The Fung Institute ran a workshop on Innovation Metrics at Google on March 3, with support from Hal Varian and Barbara Phillips at Google, Catherine Fazio and Terri Park of the MIT Lab for Innovation Science and Policy, and Javier Miranda of the Center for Economic Studies at the US Census (also many thanks to Hazel Palaski of the Fung Institute who helped with logistics). The intent of the workshop was to share new data and recent research on measuring innovation and discuss what we should do as a community going forward.
Jay Bhattacharya from the Stanford Medical School illustrated a slight positive correlation between novelty and journal ranking (better journals are more likely to publish articles with new words), however, there is a great deal of variation.
Jeff Oldham of Google (and a member of the Fung Institute Advisory Board) asked the audience what they would like to see in Google patent products. We gave him a long wish list!
Alan Marco, Chief Economist from the USPTO, described recent research there to understand how claim language changes in the application process. He found that, on average, longer claims and fewer independent claims correspond to narrower patents.
Carol Robbins (with Jon Jankowski virtual) from US Census described recent revisions to our measurement of firms’ innovations, namely, the BRDIS survey (Business R&D and Innovation Survey). Jas Sekhon suggested vignette anchors to make surveys across industries and countries more comparable.
Jay Yonamine and Ian Wetherbee from Google took things in a very different direction. The illustrated a new tool that took the non-patent literature and clustered it according to 64 patenting classifications. The data are already available to scholars and practitioners.
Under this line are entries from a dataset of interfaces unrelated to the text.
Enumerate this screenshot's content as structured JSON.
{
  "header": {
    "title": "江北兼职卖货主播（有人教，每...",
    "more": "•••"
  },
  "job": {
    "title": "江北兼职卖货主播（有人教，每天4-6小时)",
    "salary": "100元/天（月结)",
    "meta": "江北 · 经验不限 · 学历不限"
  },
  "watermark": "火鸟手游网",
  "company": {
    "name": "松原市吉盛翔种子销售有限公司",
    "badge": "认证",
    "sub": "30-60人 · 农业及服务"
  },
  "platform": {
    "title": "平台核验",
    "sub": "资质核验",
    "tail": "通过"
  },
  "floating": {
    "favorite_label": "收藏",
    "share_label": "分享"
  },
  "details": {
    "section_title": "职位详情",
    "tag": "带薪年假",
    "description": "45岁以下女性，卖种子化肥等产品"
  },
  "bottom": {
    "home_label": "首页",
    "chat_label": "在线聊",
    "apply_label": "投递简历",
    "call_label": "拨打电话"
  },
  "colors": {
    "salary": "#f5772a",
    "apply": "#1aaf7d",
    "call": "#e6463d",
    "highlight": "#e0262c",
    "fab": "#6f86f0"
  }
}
Wes Cohen of Duke described his efforts to make surveys more accurate. He’s found that most innovation is done by consumers (music to Eric von Hippel’s ears) but that consumer innovation is often not valuable to firms. Maryann Feldman provided insights as our current sciSIP (Science of Science Policy) NSF director.
Javier Miranda of the Center for Economic Studies, UC Census, documented the steady decline in entrepreneurship over the last two decades (hard to believe living near the Valley, but Javi’s data are consistent with Kauffman work as well).
Hal Varian responded to Javier’s work by describing how the bursting of the dot com bubble was good for some; lots of great engineers were willing to join a startup named Google and work for equity. In between bites, Bronwyn Hall basically ran the intellectual agenda by asking hard questions and reminding us of prior research.
Jason Owen-Smith of Michigan described the great work going on at IRIS, the Institute for Research on Innovation and Science. Jason and Julia Lane and others are pulling together personnel records and accounting details from major research universities, which should give us a better understanding of how Federal support of science benefits our economy. Though as Jason points out, it is very difficult to pinpoint the individual impact of each grant, within the cumulative support of the surrounding community.
Bruce Weinberg from Ohio State described his research on aging and transformative research; his team sees how mid career people move towards hot areas, essentially voting with their feet.
I described the Fung Institute’s work on novel words in the patent corpora and investigation and modeling of blocking actions.
Thank you all for a great afternoon!